**EXERCISE BRIEF**
In the records that follow, find each line with the word "screenshot" and copy it.
DATASET RECORDS below:
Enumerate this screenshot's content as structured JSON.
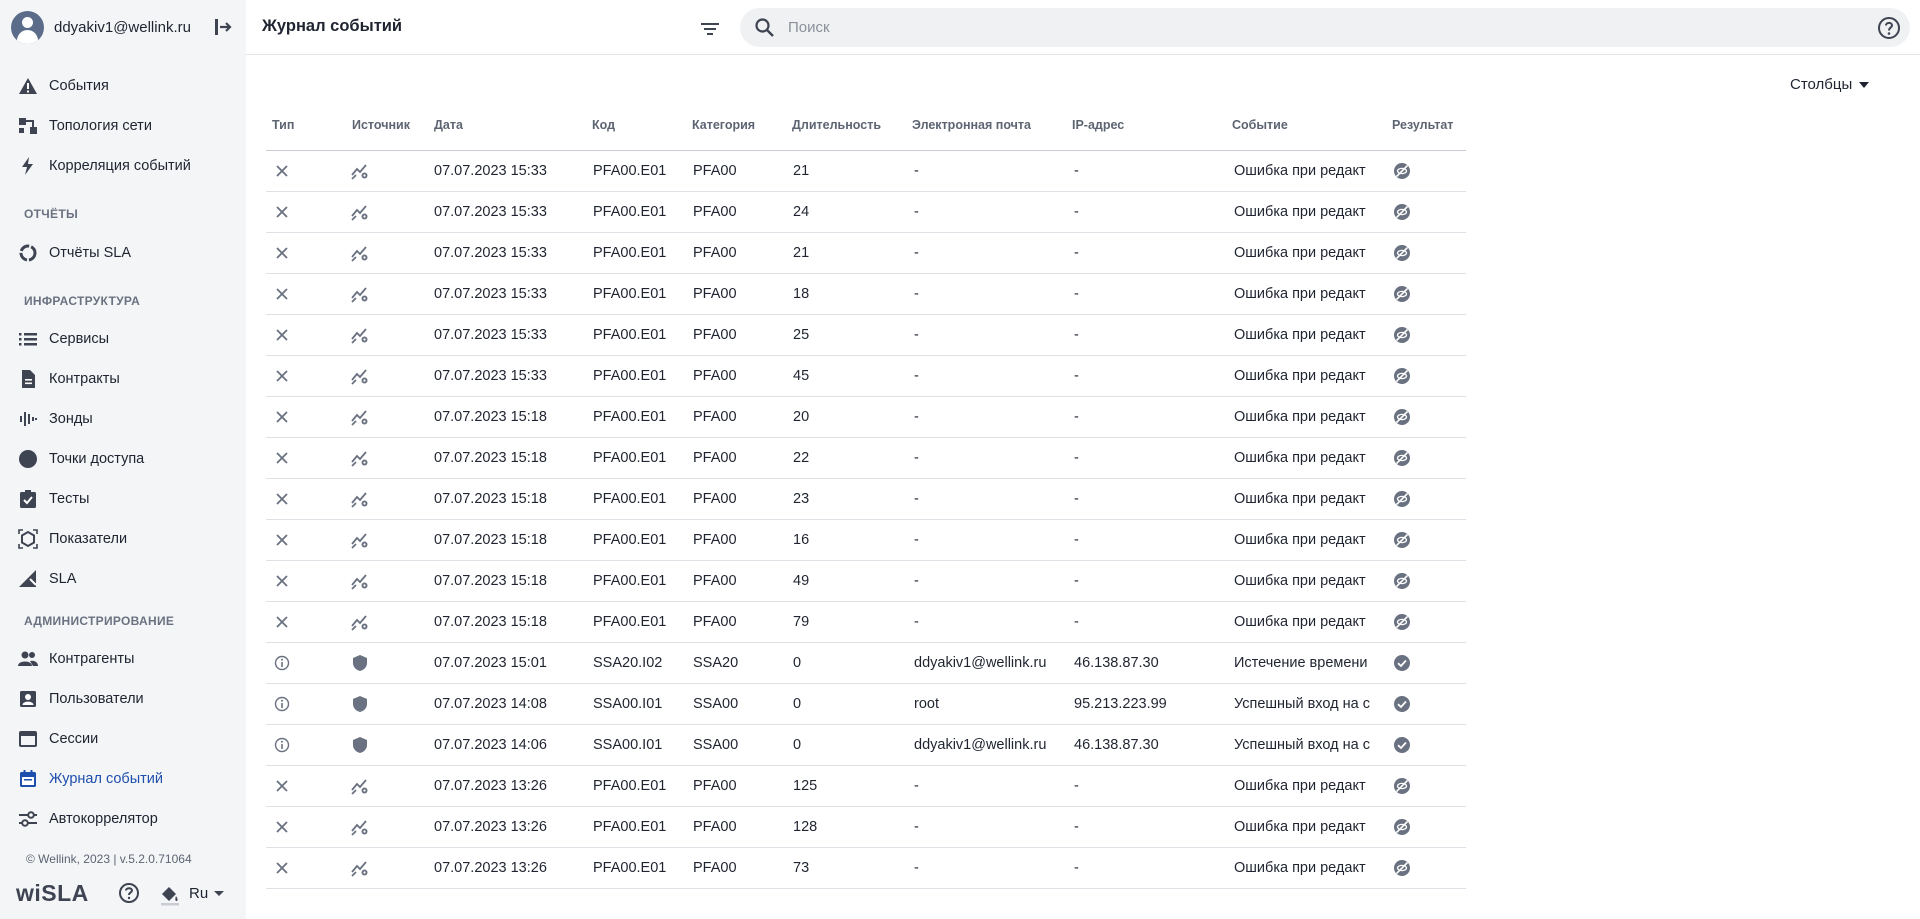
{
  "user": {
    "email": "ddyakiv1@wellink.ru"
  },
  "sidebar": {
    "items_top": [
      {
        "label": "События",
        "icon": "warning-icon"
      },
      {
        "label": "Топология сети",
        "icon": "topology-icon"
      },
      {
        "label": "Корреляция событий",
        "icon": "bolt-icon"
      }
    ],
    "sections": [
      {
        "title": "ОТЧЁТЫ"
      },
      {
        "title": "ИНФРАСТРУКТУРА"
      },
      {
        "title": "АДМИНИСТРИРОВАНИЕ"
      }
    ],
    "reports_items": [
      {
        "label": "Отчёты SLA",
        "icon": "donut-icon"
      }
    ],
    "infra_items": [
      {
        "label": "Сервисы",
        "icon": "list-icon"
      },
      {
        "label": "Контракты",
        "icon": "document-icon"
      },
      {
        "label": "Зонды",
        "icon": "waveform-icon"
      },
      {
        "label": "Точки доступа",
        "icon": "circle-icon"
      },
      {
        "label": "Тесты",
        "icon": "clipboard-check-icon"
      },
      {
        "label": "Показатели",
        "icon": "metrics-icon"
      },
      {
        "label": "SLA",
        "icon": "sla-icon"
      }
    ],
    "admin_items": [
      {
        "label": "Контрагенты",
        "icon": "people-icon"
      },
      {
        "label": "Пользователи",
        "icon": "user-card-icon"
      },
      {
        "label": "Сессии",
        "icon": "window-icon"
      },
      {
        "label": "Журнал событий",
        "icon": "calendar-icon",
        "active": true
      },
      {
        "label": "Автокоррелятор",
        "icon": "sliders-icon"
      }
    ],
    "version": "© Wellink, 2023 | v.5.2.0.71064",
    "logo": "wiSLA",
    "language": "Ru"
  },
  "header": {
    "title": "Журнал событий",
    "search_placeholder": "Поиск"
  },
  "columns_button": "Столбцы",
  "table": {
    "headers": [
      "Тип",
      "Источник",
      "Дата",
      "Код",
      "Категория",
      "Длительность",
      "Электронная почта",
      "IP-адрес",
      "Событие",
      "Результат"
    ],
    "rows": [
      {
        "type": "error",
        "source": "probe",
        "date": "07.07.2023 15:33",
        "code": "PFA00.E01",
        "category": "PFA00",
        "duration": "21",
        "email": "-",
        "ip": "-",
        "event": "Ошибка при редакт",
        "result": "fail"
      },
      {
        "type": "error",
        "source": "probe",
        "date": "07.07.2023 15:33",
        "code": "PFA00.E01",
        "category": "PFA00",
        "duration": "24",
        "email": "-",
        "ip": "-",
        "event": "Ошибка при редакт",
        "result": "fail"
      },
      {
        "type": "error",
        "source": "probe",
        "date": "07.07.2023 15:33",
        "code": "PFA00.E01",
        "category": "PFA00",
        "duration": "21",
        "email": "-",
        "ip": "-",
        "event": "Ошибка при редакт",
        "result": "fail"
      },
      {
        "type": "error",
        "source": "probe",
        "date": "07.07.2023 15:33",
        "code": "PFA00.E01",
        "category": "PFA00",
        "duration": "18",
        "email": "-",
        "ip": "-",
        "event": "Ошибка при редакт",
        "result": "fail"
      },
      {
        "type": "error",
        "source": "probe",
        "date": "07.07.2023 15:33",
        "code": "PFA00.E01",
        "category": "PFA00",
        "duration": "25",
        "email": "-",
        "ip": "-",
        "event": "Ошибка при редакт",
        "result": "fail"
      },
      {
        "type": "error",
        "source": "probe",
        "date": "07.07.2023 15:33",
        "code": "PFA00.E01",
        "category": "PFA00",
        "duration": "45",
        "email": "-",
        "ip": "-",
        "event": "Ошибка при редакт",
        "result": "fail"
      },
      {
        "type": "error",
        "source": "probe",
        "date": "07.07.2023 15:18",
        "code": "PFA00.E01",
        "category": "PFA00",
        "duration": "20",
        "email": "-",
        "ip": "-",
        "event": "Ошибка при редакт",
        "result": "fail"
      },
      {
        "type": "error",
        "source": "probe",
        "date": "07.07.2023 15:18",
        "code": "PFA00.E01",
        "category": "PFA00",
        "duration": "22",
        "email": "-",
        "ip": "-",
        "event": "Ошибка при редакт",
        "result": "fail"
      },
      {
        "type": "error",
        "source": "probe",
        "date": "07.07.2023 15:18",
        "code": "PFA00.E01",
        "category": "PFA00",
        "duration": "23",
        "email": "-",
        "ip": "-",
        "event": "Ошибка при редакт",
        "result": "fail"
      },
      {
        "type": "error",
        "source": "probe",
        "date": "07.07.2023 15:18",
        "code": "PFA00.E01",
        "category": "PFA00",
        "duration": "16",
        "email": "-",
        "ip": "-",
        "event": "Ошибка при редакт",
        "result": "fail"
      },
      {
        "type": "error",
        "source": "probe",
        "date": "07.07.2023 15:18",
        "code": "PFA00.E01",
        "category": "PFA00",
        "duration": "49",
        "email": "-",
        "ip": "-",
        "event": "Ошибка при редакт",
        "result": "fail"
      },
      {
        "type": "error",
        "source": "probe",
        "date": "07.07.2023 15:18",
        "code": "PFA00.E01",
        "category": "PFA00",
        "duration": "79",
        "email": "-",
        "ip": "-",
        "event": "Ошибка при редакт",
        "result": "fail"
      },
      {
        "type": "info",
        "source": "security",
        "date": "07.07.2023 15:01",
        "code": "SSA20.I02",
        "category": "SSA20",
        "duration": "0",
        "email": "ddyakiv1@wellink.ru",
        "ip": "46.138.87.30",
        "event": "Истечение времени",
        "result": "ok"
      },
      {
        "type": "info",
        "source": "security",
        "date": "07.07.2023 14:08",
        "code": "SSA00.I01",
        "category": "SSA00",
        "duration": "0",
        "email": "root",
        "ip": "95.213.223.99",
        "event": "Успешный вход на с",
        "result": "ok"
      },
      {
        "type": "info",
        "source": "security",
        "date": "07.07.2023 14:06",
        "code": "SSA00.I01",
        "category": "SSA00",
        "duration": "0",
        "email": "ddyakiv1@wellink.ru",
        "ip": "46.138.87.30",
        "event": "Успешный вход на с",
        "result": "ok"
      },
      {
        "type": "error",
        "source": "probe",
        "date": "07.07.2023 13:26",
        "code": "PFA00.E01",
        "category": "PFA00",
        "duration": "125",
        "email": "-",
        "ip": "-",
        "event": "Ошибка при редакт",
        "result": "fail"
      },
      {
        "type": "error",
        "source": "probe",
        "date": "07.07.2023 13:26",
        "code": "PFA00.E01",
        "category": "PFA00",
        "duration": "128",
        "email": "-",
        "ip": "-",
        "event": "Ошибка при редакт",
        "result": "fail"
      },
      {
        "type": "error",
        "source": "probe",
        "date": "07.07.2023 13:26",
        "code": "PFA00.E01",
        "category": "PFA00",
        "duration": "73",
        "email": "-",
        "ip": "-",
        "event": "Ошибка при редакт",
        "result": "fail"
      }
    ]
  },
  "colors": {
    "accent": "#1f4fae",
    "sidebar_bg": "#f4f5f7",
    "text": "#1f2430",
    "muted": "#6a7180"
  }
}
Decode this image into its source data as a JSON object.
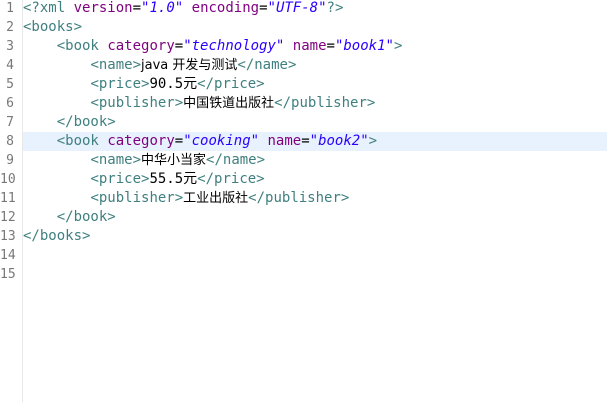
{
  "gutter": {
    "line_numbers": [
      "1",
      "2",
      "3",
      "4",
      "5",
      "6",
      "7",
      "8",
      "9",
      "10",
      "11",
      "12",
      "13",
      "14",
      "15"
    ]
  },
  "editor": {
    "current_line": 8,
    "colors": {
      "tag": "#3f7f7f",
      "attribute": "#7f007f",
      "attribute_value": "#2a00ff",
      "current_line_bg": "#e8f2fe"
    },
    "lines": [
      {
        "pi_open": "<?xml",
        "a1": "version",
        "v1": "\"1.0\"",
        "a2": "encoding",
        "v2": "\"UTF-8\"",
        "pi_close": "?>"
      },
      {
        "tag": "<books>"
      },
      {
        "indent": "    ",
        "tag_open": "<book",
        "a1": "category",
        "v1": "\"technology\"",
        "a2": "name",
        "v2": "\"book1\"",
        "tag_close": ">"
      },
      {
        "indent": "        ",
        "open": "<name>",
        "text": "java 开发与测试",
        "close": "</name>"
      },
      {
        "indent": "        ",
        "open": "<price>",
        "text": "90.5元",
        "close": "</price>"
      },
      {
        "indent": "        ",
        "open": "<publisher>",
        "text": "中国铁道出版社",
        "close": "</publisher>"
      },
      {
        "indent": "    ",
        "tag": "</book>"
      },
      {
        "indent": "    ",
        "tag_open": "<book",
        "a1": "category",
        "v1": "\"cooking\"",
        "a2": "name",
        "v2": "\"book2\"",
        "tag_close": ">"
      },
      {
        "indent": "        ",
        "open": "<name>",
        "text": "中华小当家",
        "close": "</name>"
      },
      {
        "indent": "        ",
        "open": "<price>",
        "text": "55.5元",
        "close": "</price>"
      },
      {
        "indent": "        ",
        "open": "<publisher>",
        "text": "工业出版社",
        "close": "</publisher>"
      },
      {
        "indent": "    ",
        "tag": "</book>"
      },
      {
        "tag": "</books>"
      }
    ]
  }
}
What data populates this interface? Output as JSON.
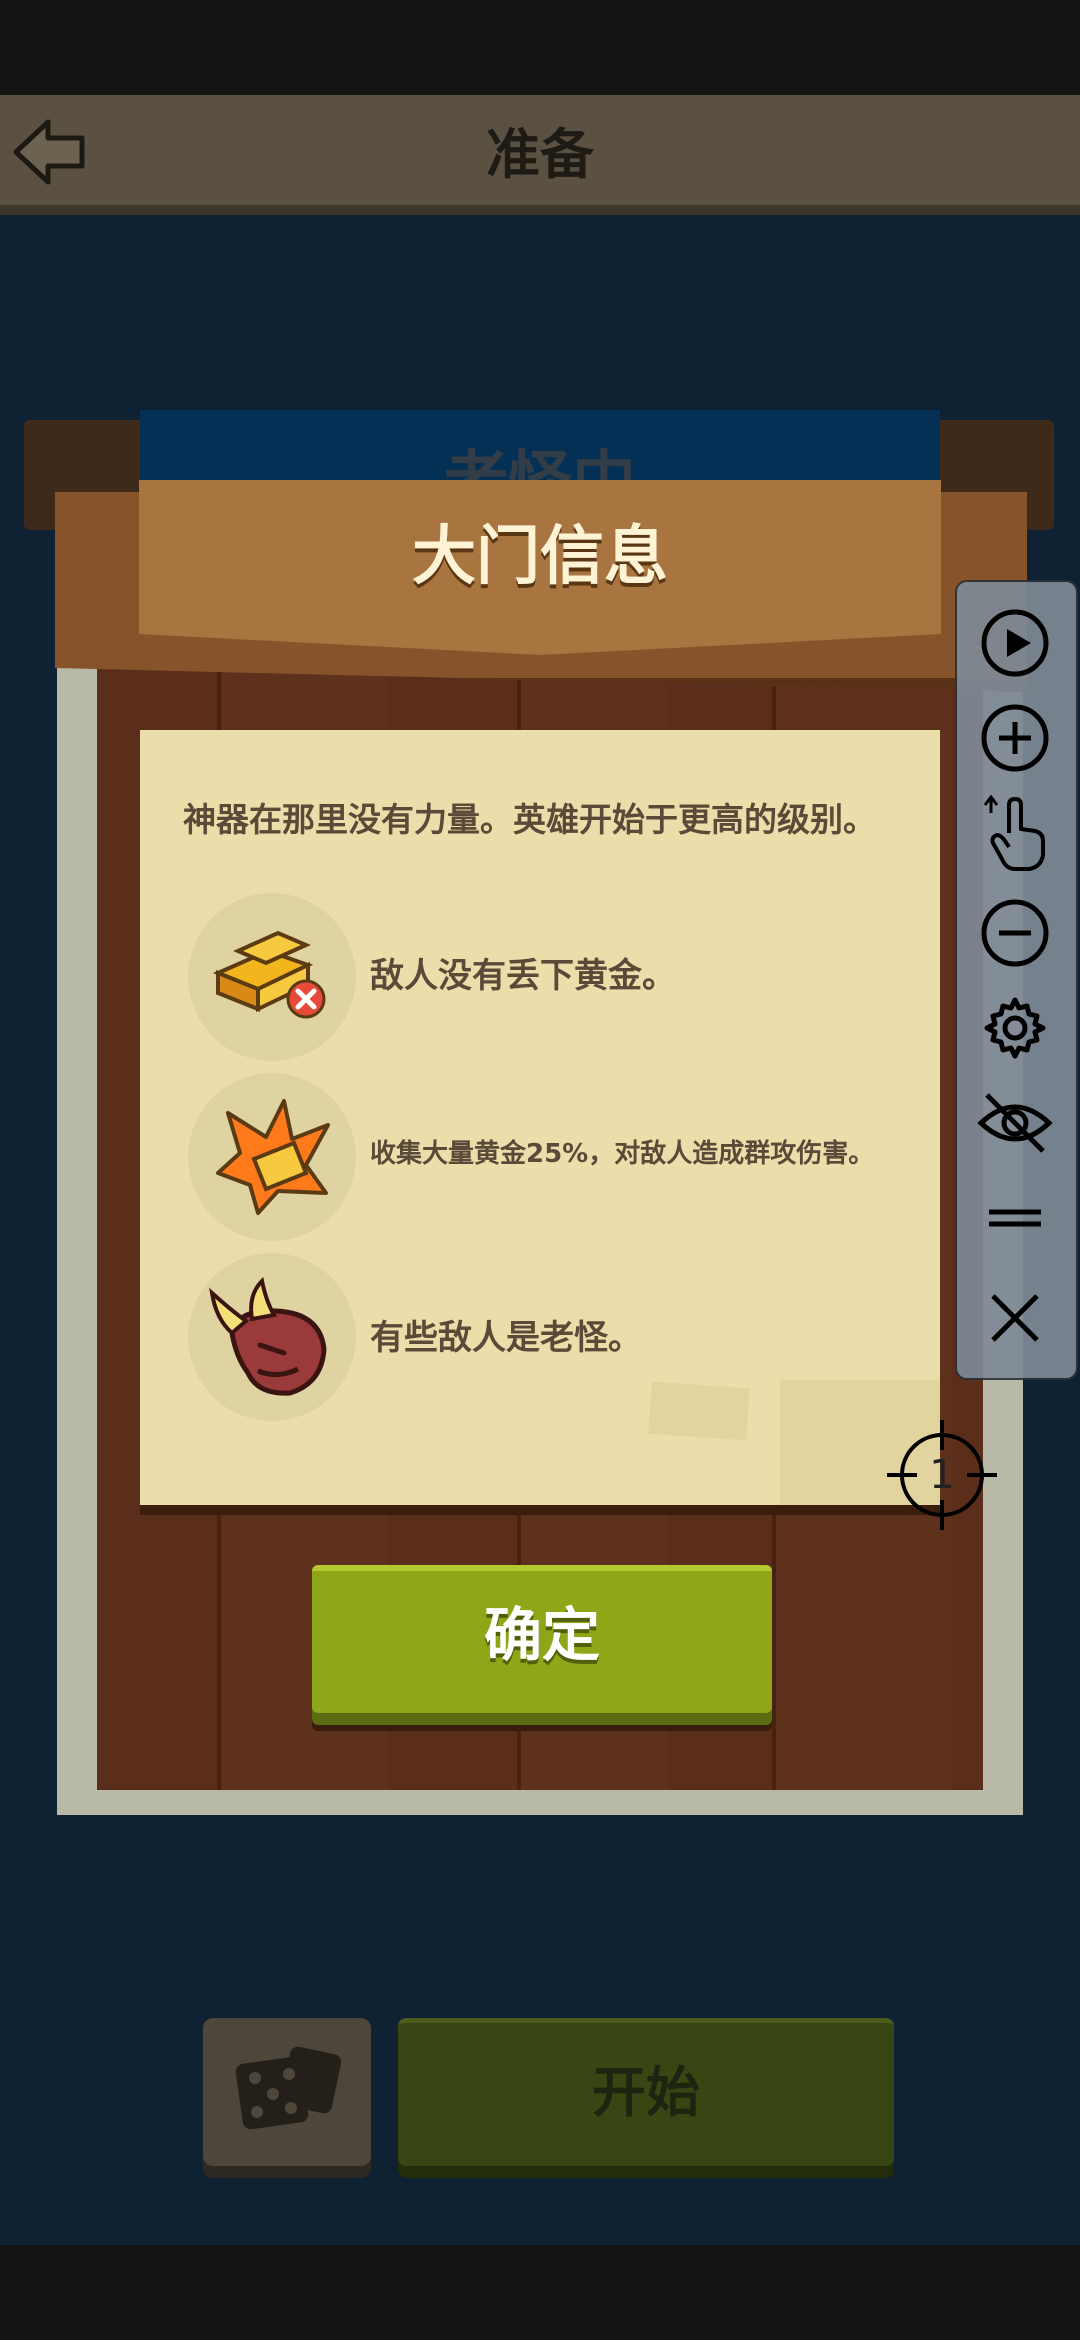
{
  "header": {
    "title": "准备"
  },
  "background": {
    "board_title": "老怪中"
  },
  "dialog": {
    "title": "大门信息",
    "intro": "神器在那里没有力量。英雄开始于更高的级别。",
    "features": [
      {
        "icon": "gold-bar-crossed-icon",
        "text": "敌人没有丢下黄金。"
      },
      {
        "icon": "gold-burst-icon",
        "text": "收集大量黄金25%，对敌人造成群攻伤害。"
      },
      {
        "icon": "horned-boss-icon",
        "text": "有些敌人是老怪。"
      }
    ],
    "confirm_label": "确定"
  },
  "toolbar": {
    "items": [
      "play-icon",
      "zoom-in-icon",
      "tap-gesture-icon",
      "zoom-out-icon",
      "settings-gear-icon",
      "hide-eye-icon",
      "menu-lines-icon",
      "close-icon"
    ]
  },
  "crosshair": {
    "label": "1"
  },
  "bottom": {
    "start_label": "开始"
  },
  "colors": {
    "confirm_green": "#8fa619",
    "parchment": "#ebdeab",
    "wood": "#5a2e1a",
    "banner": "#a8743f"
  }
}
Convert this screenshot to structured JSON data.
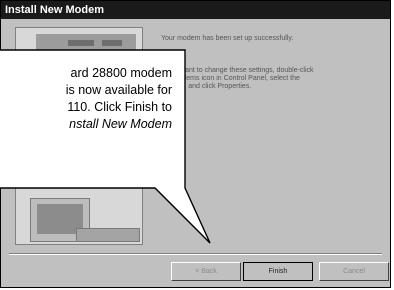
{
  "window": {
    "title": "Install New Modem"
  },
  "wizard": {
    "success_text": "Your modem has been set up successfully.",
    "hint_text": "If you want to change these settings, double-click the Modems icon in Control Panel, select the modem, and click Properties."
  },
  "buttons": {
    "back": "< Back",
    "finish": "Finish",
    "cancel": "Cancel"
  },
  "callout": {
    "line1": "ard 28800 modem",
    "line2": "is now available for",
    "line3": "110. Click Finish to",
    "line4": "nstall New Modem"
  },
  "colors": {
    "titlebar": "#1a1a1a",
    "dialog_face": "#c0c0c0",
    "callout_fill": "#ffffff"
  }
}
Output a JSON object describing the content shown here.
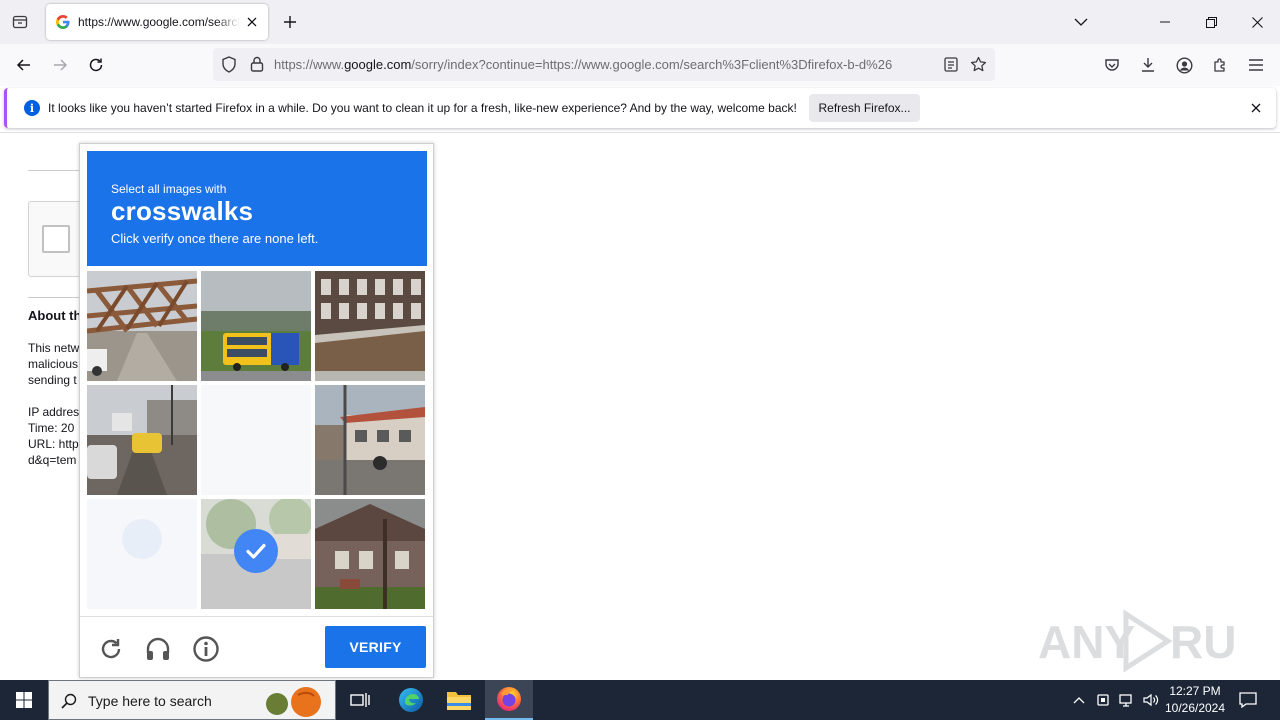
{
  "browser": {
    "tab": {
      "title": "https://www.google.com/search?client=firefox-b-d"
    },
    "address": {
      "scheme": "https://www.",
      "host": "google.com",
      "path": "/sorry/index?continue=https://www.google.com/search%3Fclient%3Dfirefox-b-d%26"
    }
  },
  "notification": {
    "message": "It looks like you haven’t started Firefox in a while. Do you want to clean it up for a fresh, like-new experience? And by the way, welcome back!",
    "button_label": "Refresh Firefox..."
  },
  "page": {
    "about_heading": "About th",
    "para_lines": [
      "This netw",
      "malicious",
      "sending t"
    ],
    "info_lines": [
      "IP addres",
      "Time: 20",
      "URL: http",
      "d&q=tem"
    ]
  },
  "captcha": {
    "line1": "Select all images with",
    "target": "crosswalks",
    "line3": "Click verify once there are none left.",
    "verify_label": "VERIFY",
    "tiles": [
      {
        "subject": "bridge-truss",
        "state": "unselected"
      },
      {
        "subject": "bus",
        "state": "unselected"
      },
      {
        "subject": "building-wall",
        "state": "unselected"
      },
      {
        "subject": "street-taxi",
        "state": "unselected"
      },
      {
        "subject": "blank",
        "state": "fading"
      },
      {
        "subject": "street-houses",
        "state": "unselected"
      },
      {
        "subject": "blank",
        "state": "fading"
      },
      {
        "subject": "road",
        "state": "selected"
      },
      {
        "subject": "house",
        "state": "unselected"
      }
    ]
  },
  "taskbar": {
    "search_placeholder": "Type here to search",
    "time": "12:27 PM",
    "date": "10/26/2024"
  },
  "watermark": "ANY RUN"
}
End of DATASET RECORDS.
**ANSWER TO THE EXERCISE**
Enumerate this screenshot's content as structured JSON.
Convert this screenshot to structured JSON data.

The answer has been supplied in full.